Over time, dopamine signaling would shift from the NAcc to the dorsal striatum and perpetuate craving and food seeking.
Dopamine activation of endogenous cannabinoid signaling in dorsal striatum. Nature Neuroscience, 2(4), 26-30.
Bloch, "Differences in ultrastructural localization of dopaminergic D1 receptors between dorsal striatum and nucleus accumbens in the rat," Neuroscience Letters, vol.
No differences were found in relative optical density of dorsal striatum [[F.sub.(3,21)] = 0.268, p = 0.847] (Figure 6(b)).
This type of learning involves the dorsal striatum, and in particular the sensorimotor striatum or DLS.

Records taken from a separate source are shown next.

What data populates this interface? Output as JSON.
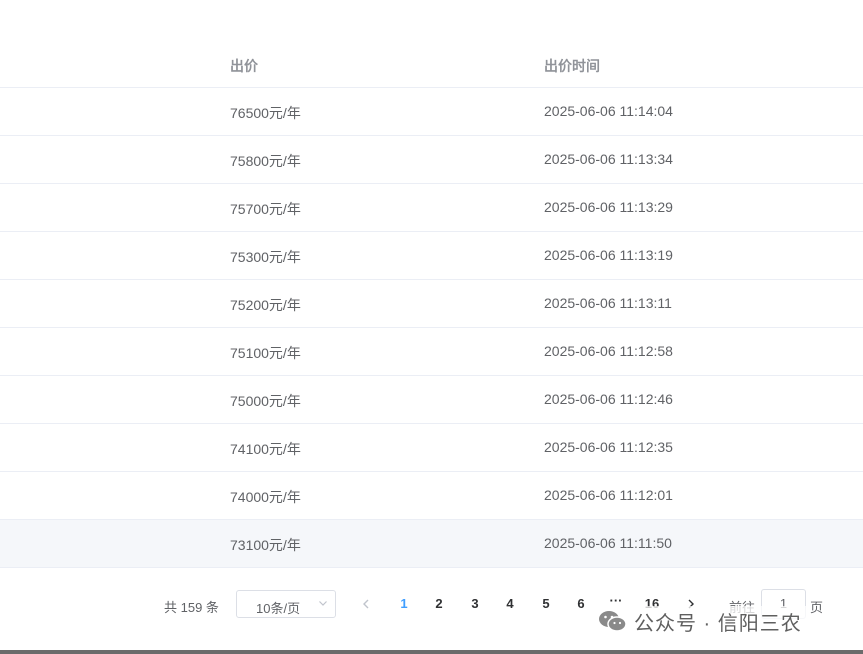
{
  "table": {
    "headers": {
      "price": "出价",
      "time": "出价时间"
    },
    "rows": [
      {
        "price": "76500元/年",
        "time": "2025-06-06 11:14:04"
      },
      {
        "price": "75800元/年",
        "time": "2025-06-06 11:13:34"
      },
      {
        "price": "75700元/年",
        "time": "2025-06-06 11:13:29"
      },
      {
        "price": "75300元/年",
        "time": "2025-06-06 11:13:19"
      },
      {
        "price": "75200元/年",
        "time": "2025-06-06 11:13:11"
      },
      {
        "price": "75100元/年",
        "time": "2025-06-06 11:12:58"
      },
      {
        "price": "75000元/年",
        "time": "2025-06-06 11:12:46"
      },
      {
        "price": "74100元/年",
        "time": "2025-06-06 11:12:35"
      },
      {
        "price": "74000元/年",
        "time": "2025-06-06 11:12:01"
      },
      {
        "price": "73100元/年",
        "time": "2025-06-06 11:11:50"
      }
    ]
  },
  "pagination": {
    "total": "共 159 条",
    "page_size": "10条/页",
    "pages": [
      "1",
      "2",
      "3",
      "4",
      "5",
      "6",
      "···",
      "16"
    ],
    "current": "1",
    "goto_label": "前往",
    "goto_value": "1",
    "page_unit": "页"
  },
  "watermark": {
    "text": "公众号 · 信阳三农",
    "icon": "wechat-icon"
  },
  "colors": {
    "accent": "#409eff",
    "header_text": "#909399",
    "row_border": "#ebeef5",
    "hover_row": "#f5f7fa"
  }
}
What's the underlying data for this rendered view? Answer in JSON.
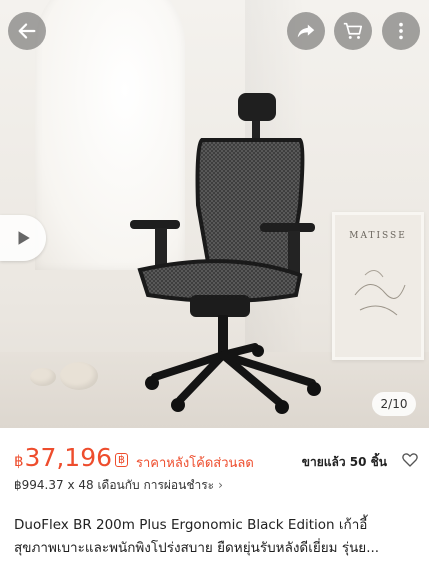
{
  "gallery": {
    "counter": "2/10",
    "artwork_title": "MATISSE",
    "icons": {
      "back": "arrow-left-icon",
      "share": "share-icon",
      "cart": "cart-icon",
      "more": "more-vertical-icon",
      "play": "play-icon"
    }
  },
  "product": {
    "currency": "฿",
    "price": "37,196",
    "coin_badge": "฿",
    "price_note": "ราคาหลังโค้ดส่วนลด",
    "sold": "ขายแล้ว 50 ชิ้น",
    "installment": "฿994.37 x 48 เดือนกับ การผ่อนชำระ",
    "title_line1": "DuoFlex BR 200m Plus Ergonomic Black Edition  เก้าอี้",
    "title_line2": "สุขภาพเบาะและพนักพิงโปร่งสบาย ยืดหยุ่นรับหลังดีเยี่ยม รุ่นย..."
  },
  "colors": {
    "accent": "#ee4d2d"
  }
}
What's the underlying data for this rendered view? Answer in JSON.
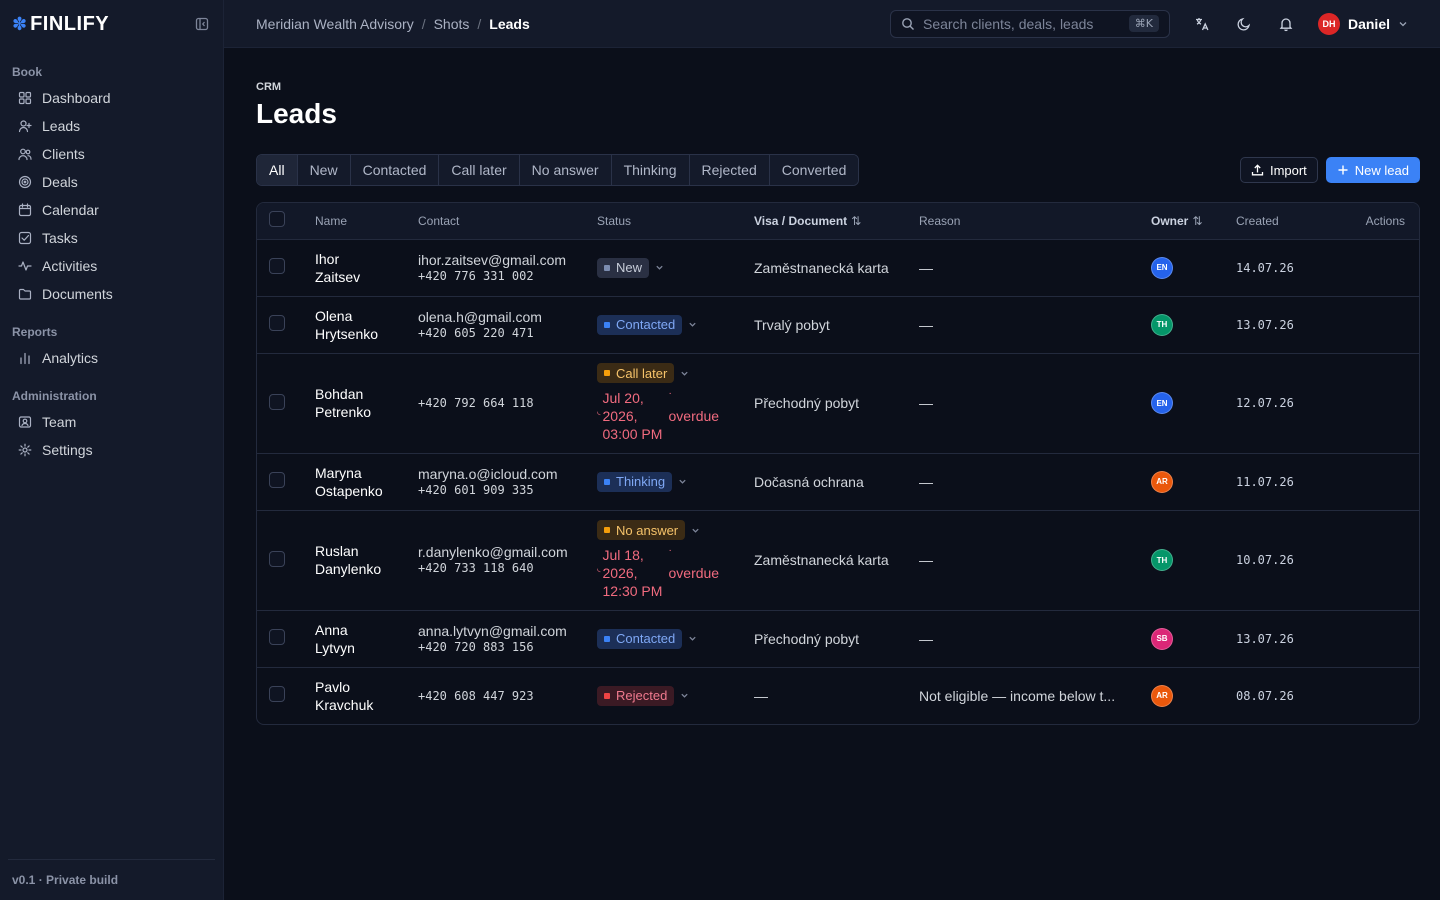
{
  "brand": {
    "name": "FINLIFY"
  },
  "sidebar": {
    "sections": [
      {
        "title": "Book",
        "items": [
          {
            "label": "Dashboard",
            "icon": "grid-icon"
          },
          {
            "label": "Leads",
            "icon": "user-plus-icon"
          },
          {
            "label": "Clients",
            "icon": "users-icon"
          },
          {
            "label": "Deals",
            "icon": "target-icon"
          },
          {
            "label": "Calendar",
            "icon": "calendar-icon"
          },
          {
            "label": "Tasks",
            "icon": "check-square-icon"
          },
          {
            "label": "Activities",
            "icon": "activity-icon"
          },
          {
            "label": "Documents",
            "icon": "folder-icon"
          }
        ]
      },
      {
        "title": "Reports",
        "items": [
          {
            "label": "Analytics",
            "icon": "bar-chart-icon"
          }
        ]
      },
      {
        "title": "Administration",
        "items": [
          {
            "label": "Team",
            "icon": "id-card-icon"
          },
          {
            "label": "Settings",
            "icon": "gear-icon"
          }
        ]
      }
    ],
    "footer": "v0.1 · Private build"
  },
  "topbar": {
    "breadcrumb": [
      "Meridian Wealth Advisory",
      "Shots",
      "Leads"
    ],
    "search_placeholder": "Search clients, deals, leads",
    "search_shortcut": "⌘K",
    "user": {
      "initials": "DH",
      "name": "Daniel"
    }
  },
  "page": {
    "eyebrow": "CRM",
    "title": "Leads",
    "tabs": [
      "All",
      "New",
      "Contacted",
      "Call later",
      "No answer",
      "Thinking",
      "Rejected",
      "Converted"
    ],
    "active_tab": "All",
    "import_label": "Import",
    "new_lead_label": "New lead"
  },
  "table": {
    "columns": {
      "name": "Name",
      "contact": "Contact",
      "status": "Status",
      "visa": "Visa / Document",
      "reason": "Reason",
      "owner": "Owner",
      "created": "Created",
      "actions": "Actions"
    },
    "rows": [
      {
        "first": "Ihor",
        "last": "Zaitsev",
        "email": "ihor.zaitsev@gmail.com",
        "phone": "+420 776 331 002",
        "status": "New",
        "status_kind": "new",
        "visa": "Zaměstnanecká karta",
        "reason": "—",
        "owner": "EN",
        "owner_color": "#2563eb",
        "created": "14.07.26"
      },
      {
        "first": "Olena",
        "last": "Hrytsenko",
        "email": "olena.h@gmail.com",
        "phone": "+420 605 220 471",
        "status": "Contacted",
        "status_kind": "blue",
        "visa": "Trvalý pobyt",
        "reason": "—",
        "owner": "TH",
        "owner_color": "#059669",
        "created": "13.07.26"
      },
      {
        "first": "Bohdan",
        "last": "Petrenko",
        "email": "",
        "phone": "+420 792 664 118",
        "status": "Call later",
        "status_kind": "orange",
        "due_date": "Jul 20, 2026, 03:00 PM",
        "due_note": "overdue",
        "visa": "Přechodný pobyt",
        "reason": "—",
        "owner": "EN",
        "owner_color": "#2563eb",
        "created": "12.07.26"
      },
      {
        "first": "Maryna",
        "last": "Ostapenko",
        "email": "maryna.o@icloud.com",
        "phone": "+420 601 909 335",
        "status": "Thinking",
        "status_kind": "blue",
        "visa": "Dočasná ochrana",
        "reason": "—",
        "owner": "AR",
        "owner_color": "#ea580c",
        "created": "11.07.26"
      },
      {
        "first": "Ruslan",
        "last": "Danylenko",
        "email": "r.danylenko@gmail.com",
        "phone": "+420 733 118 640",
        "status": "No answer",
        "status_kind": "orange",
        "due_date": "Jul 18, 2026, 12:30 PM",
        "due_note": "overdue",
        "visa": "Zaměstnanecká karta",
        "reason": "—",
        "owner": "TH",
        "owner_color": "#059669",
        "created": "10.07.26"
      },
      {
        "first": "Anna",
        "last": "Lytvyn",
        "email": "anna.lytvyn@gmail.com",
        "phone": "+420 720 883 156",
        "status": "Contacted",
        "status_kind": "blue",
        "visa": "Přechodný pobyt",
        "reason": "—",
        "owner": "SB",
        "owner_color": "#db2777",
        "created": "13.07.26"
      },
      {
        "first": "Pavlo",
        "last": "Kravchuk",
        "email": "",
        "phone": "+420 608 447 923",
        "status": "Rejected",
        "status_kind": "red",
        "visa": "—",
        "reason": "Not eligible — income below t...",
        "owner": "AR",
        "owner_color": "#ea580c",
        "created": "08.07.26"
      }
    ]
  }
}
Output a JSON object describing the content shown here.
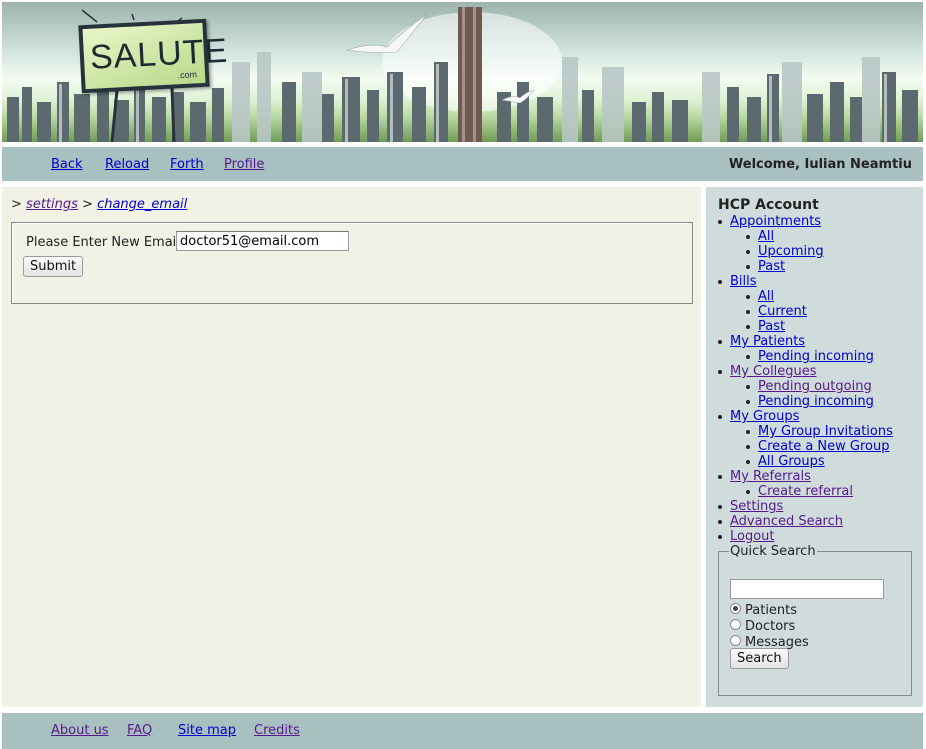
{
  "logo": {
    "text": "SALUTE",
    "sub": ".com"
  },
  "topnav": {
    "back": "Back",
    "reload": "Reload",
    "forth": "Forth",
    "profile": "Profile",
    "welcome": "Welcome, Iulian Neamtiu"
  },
  "breadcrumb": {
    "sep1": ">",
    "settings": "settings",
    "sep2": ">",
    "change_email": "change_email"
  },
  "form": {
    "label": "Please Enter New Email:",
    "email_value": "doctor51@email.com",
    "submit": "Submit"
  },
  "sidebar": {
    "title": "HCP Account",
    "menu": [
      {
        "label": "Appointments",
        "level": 1
      },
      {
        "label": "All",
        "level": 2
      },
      {
        "label": "Upcoming",
        "level": 2
      },
      {
        "label": "Past",
        "level": 2
      },
      {
        "label": "Bills",
        "level": 1
      },
      {
        "label": "All",
        "level": 2
      },
      {
        "label": "Current",
        "level": 2
      },
      {
        "label": "Past",
        "level": 2
      },
      {
        "label": "My Patients",
        "level": 1
      },
      {
        "label": "Pending incoming",
        "level": 2
      },
      {
        "label": "My Collegues",
        "level": 1
      },
      {
        "label": "Pending outgoing",
        "level": 2
      },
      {
        "label": "Pending incoming",
        "level": 2
      },
      {
        "label": "My Groups",
        "level": 1
      },
      {
        "label": "My Group Invitations",
        "level": 2
      },
      {
        "label": "Create a New Group",
        "level": 2
      },
      {
        "label": "All Groups",
        "level": 2
      },
      {
        "label": "My Referrals",
        "level": 1
      },
      {
        "label": "Create referral",
        "level": 2
      },
      {
        "label": "Settings",
        "level": 1
      },
      {
        "label": "Advanced Search",
        "level": 1
      },
      {
        "label": "Logout",
        "level": 1
      }
    ],
    "quick_search": {
      "legend": "Quick Search",
      "input_value": "",
      "options": [
        "Patients",
        "Doctors",
        "Messages"
      ],
      "selected": "Patients",
      "button": "Search"
    }
  },
  "footer": {
    "about": "About us",
    "faq": "FAQ",
    "sitemap": "Site map",
    "credits": "Credits"
  },
  "colors": {
    "nav_bar": "#a8c0bf",
    "main_bg": "#f1f1e6",
    "sidebar_bg": "#d0dcdc",
    "link": "#0000cc",
    "visited_link": "#551a8b"
  }
}
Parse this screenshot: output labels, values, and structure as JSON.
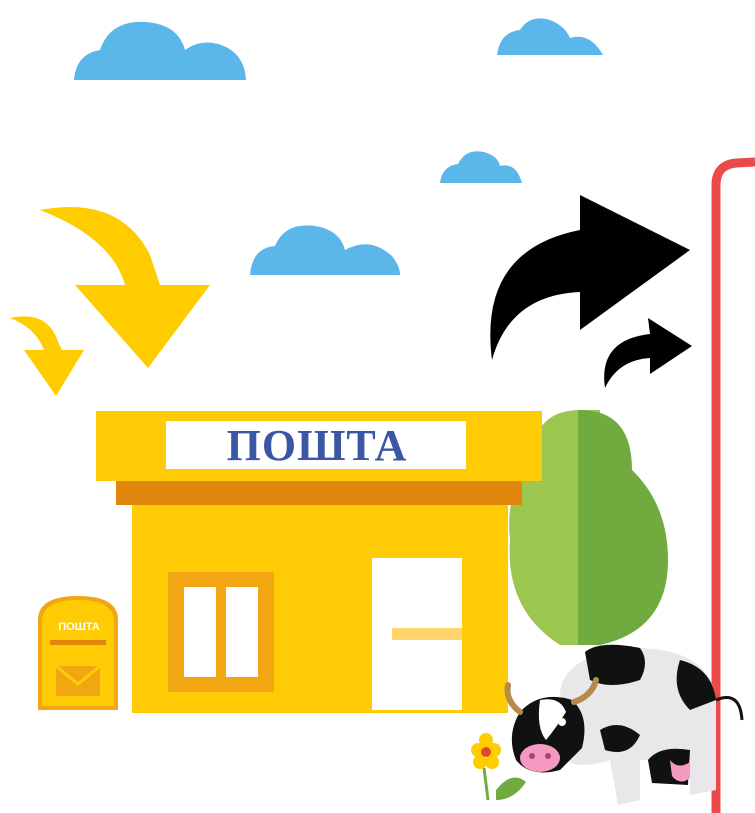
{
  "scene": {
    "post_office_sign": "ПОШТА",
    "mailbox_label": "ПОШТА"
  },
  "colors": {
    "sky_cloud": "#5bb7ea",
    "building": "#ffcb05",
    "building_dark": "#e0860b",
    "arrow_in": "#ffcc00",
    "arrow_out": "#000000",
    "tree_light": "#9bc751",
    "tree_dark": "#71ab3f",
    "frame": "#ea4a4a",
    "sign_text": "#3a56a4"
  },
  "icons": [
    "cloud-icon",
    "incoming-arrow-icon",
    "outgoing-arrow-icon",
    "mailbox-icon",
    "tree-icon",
    "cow-icon",
    "flower-icon"
  ]
}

The IBZM mean binding score for each selected region was 1.58 [+ o -] 0.10 for the left striatum; 1.54 [+ o -] 0,07 for the right striatum; 1,59 [+ o -] 0,12 for the left ventral striatum; 1.56 [+ o -] 0.09 for the right ventral striatum; 1.59 [+ o -] 0.10 for the left dorsal striatum; and 1.54 [+ o -] 0.08 for the right dorsal striatum.
Inactivation of the lateral but not medial dorsal striatum eliminates the excitatory impact of Pavlovian stimuli on instrumental responding.
Brain scans show that obese people had less activity in the dorsal striatum, the part of the brain that releases dopamine in response to eating, when they drank a chocolate milkshake, compared to leaner people, the researchers said.
Stice and Bohon looked at how much a particular pleasure center in the brain, known as the dorsal striatum, was "lit up" when women got a milkshake instead of the tasteless drink.
Brain scanning showed that a key region called the dorsal striatum -- a dopamine-rich pleasure center -- became active when they tasted the milkshake, but not when they tasted the comparison liquid that just mimicked saliva.
Research with cocaine and rodents suggests that dopamine released in the dorsal striatum is associated with drug-seeking behavior.